=== Activity ===
Can the data below be set down again exactly, line for line?

Website and app data records:
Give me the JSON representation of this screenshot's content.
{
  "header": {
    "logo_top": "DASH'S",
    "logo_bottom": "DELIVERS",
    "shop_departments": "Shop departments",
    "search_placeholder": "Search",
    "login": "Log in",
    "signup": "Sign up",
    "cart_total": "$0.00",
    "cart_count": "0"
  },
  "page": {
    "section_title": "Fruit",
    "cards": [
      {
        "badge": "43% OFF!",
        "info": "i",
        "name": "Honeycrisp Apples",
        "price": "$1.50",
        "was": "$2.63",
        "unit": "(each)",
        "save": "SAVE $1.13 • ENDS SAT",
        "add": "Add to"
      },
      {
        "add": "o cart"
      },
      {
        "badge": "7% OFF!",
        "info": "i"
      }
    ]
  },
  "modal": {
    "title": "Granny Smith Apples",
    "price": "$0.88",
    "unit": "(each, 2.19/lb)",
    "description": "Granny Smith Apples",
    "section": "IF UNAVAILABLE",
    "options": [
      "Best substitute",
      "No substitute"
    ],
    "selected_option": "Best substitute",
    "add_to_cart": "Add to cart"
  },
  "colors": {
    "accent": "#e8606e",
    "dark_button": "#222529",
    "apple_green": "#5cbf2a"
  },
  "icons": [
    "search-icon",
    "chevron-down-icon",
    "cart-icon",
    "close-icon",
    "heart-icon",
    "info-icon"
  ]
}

=== Written answer ===
Give me the JSON representation of this screenshot's content.
{
  "header": {
    "logo_top": "DASH'S",
    "logo_bottom": "DELIVERS",
    "shop_departments": "Shop departments",
    "search_placeholder": "Search",
    "login": "Log in",
    "signup": "Sign up",
    "cart_total": "$0.00",
    "cart_count": "0"
  },
  "page": {
    "section_title": "Fruit",
    "cards": [
      {
        "badge": "43% OFF!",
        "info": "i",
        "name": "Honeycrisp Apples",
        "price": "$1.50",
        "was": "$2.63",
        "unit": "(each)",
        "save": "SAVE $1.13 • ENDS SAT",
        "add": "Add to"
      },
      {
        "add": "o cart"
      },
      {
        "badge": "7% OFF!",
        "info": "i"
      }
    ]
  },
  "modal": {
    "title": "Granny Smith Apples",
    "price": "$0.88",
    "unit": "(each, 2.19/lb)",
    "description": "Granny Smith Apples",
    "section": "IF UNAVAILABLE",
    "options": [
      "Best substitute",
      "No substitute"
    ],
    "selected_option": "Best substitute",
    "add_to_cart": "Add to cart"
  },
  "colors": {
    "accent": "#e8606e",
    "dark_button": "#222529",
    "apple_green": "#5cbf2a"
  },
  "icons": [
    "search-icon",
    "chevron-down-icon",
    "cart-icon",
    "close-icon",
    "heart-icon",
    "info-icon"
  ]
}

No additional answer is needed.